FoodReference.com (since 1999)
Food Articles, News & Features Section
Home | Food Articles | Food Trivia | Today In Food History | Recipes | Cooking Tips | Videos
Food Quotes | Who's Who | Food Trivia Quizzes | Crosswords | Food Poems | Food Posters
Cookbooks | Magazines | Recipe Contests | Culinary Schools | Gourmet Tours | Food Festivals
Potatoes were first introduced into Idaho not by a farmer but by a Presbyterian missionary named Henry Harmon Spalding. He established a mission in 1836 at Lapwai, in the state's northern panhandle, to bring Christianity to the Nez Perce Indians. He wanted to show the Nez Perce how to provide food for themselves through agriculture rather than hunting and gathering.
The Indians were probably the ones who made the first commercial sale of Idaho grown potatoes when they traded fresh potatoes for clothing and other goods to settlers traveling west in the wagon trains. Even though Spalding's and the Nez Perce Indians' potato crop was eventually successful, potatoes are no longer farmed in the Lapwai area.
Nearly all of the potatoes grown within the borders of the state of Idaho used to be one variety, the Russet Burbank.
• The origin of this famous Idaho baker goes back to 1872 and a New Englander named Luther Burbank who kept meticulous records of his garden plantings.
• He found in his garden a single fruit or seed ball of the potato variety Early Rose. The seed ball contained 23 seeds, all of which he planted and all of which grew and produced tubers.
• Two seedlings, he thought, did better than the Early Rose parent and one of the two was distinctly better in yield and size of tubers.
• Burbank felt that this new seedling, which would produce two or three times as much as ordinary potato varieties, should be introduced to the public.
• He sold the new potato to a J.H. Gregory of Marblehead, Massachusetts, for $150. Gregory named the variety Burbank Seedling, which later became known as simply Burbank.
• Luther Burbank used the money to move to California, taking with him ten tubers that Gregory allowed him to keep. These ten tubers appear to be the nuclear stock of the Burbank variety that was introduced on the West Coast.

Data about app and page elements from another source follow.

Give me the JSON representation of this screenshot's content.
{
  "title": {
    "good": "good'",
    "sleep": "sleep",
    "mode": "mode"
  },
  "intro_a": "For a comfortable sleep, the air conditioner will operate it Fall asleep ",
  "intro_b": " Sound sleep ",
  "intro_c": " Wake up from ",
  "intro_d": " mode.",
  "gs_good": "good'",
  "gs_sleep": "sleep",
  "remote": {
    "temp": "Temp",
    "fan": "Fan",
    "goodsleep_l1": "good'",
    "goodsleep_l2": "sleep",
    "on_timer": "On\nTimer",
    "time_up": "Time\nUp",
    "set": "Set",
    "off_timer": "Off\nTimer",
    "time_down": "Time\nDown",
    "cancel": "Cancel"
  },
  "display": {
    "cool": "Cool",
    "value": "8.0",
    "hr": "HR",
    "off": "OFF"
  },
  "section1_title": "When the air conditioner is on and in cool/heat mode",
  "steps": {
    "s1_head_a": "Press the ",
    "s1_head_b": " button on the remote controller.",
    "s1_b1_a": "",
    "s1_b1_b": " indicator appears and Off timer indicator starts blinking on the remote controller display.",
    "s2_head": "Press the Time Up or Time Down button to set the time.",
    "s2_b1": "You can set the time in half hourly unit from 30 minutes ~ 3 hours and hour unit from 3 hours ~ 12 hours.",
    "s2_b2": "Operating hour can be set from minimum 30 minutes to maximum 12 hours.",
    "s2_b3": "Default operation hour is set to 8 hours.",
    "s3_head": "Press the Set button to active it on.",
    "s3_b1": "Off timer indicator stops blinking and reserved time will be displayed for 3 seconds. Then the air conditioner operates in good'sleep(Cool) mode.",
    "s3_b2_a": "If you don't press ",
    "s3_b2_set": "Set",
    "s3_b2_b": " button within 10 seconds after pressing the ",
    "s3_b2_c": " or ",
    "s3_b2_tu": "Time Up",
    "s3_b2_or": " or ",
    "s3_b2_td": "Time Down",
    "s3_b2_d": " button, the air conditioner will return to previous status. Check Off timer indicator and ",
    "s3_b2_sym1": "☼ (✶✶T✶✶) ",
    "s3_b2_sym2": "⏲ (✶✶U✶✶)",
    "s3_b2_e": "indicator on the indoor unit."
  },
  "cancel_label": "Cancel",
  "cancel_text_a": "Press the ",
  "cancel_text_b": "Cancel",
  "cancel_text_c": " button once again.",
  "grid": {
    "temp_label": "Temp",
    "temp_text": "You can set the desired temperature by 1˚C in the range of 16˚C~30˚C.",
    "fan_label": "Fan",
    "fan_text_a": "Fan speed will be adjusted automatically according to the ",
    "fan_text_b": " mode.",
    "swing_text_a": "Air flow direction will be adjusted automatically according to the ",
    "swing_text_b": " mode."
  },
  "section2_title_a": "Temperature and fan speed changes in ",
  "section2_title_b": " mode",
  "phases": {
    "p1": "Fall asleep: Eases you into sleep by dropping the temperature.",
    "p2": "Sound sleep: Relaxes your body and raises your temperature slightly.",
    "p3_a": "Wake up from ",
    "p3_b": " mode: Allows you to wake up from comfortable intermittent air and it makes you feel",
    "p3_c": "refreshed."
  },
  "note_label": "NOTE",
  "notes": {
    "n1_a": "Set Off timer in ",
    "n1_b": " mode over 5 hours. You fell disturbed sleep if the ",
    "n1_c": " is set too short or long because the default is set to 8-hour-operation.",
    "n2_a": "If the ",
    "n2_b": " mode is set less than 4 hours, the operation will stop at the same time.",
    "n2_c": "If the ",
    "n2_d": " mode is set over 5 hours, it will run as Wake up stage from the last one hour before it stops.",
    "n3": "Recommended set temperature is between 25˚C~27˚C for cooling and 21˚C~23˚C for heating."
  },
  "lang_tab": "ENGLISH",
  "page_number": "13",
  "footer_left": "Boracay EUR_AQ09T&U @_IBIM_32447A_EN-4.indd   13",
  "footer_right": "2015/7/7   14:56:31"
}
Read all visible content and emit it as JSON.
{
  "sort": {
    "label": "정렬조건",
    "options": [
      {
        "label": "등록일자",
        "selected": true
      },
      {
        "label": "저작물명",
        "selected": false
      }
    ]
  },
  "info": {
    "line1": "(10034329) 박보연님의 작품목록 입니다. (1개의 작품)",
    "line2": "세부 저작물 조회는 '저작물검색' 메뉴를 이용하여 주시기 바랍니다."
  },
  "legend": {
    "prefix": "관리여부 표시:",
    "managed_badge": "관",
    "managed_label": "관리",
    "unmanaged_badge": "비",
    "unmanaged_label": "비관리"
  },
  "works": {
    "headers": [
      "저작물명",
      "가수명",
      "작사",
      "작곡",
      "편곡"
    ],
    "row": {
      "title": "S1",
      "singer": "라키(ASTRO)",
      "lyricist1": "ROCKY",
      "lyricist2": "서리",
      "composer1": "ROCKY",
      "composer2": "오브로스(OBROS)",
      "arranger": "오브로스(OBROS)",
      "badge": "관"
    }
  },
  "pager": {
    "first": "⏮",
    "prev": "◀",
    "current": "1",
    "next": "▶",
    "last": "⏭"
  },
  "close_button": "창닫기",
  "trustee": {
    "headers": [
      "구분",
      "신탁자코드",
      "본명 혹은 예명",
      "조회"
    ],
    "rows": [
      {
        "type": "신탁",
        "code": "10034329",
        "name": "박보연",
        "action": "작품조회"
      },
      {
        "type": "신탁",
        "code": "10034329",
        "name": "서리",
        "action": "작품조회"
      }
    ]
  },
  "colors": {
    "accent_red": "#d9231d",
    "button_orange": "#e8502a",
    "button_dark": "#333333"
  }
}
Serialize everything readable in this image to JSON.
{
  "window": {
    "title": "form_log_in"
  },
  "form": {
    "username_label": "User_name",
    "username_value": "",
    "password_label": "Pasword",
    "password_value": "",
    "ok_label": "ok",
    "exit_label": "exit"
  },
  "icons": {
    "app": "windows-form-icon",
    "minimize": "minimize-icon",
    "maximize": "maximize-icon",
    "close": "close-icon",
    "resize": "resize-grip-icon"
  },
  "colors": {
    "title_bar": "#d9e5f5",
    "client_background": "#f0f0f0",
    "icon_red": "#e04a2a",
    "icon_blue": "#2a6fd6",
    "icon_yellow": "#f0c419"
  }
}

• Burbank's potatoes were a success with more than 6 million bushels being produced in California, Oregon, and Washington by 1906.
• But Burbank's original potato variety, which was a smooth-skinned long white potato, was still not the slightly rough reticulated-skinned potato that made Idaho famous.
• According to Luther Burbank, the Russet Burbank was originated by a Lon D. Sweet of Denver, Colorado, who evidently selected a chance sport, or bud, out of Burbank's variety.
• Burbank noted, "These potatoes have a modified coat in a way that does not add to their attractiveness. It is said, however, that this particular variant is particularly resistant to blight, which gives it exceptional value."
• It was the Burbank variety that was mutated in Colorado which would eventually be known as the Netted Gem or the Russet Burbank.
• The Russet Burbank also became known as the potato that made Idaho famous.
The first substantial potato fields planted in Idaho belonged to Mormon colonists. Historical accounts indicate that their presence in Idaho was partially an accident.
As the numbers of Mormon colonists in the Salt Lake Valley increased, they pushed outward seeking new lands. The Mormon farmers had been directed to establish a new colony north of the Salt Lake Valley area in the Cache Valley. Believing they were still in Utah, the new families of settlers began immediately to establish their farms. Potatoes were one of the first items the farmers planted.
This is the first recorded planting of potatoes in Idaho in an area where the settlers remained and the crop is till grown to some extent today. The planting was accomplished three years before the Idaho Territory was organized.
These first Idaho settlers were pioneers mentally as well as geographically because they had the initiative and willingness to better their conditions regardless of physical hardships and uncertain futures.
In the river valleys, where water was easily diverted, and with the rich volcanic-ash soil, these hearty people raised a few more potatoes than they needed and found that the extra potatoes resulted in a good cash crop. From this small beginning, Idaho's farmers set out on the conquest of the potato markets of the United States.
See next article: The Growth of the Potato Industry in Idaho
Visit the official website of the Idaho Potato: www.idahopotato.com
Please feel free to link to any pages of FoodReference.com from your website.
For permission to use any of this content please E-mail: firstname.lastname@example.org
All contents are copyright © 1990 - 2015 James T. Ehler and www.FoodReference.com unless otherwise noted. All rights reserved.
You may copy and use portions of this website for non-commercial, personal use only.
Any other use of these materials without prior written authorization is not very nice and violates the copyright.
Please take the time to request permission.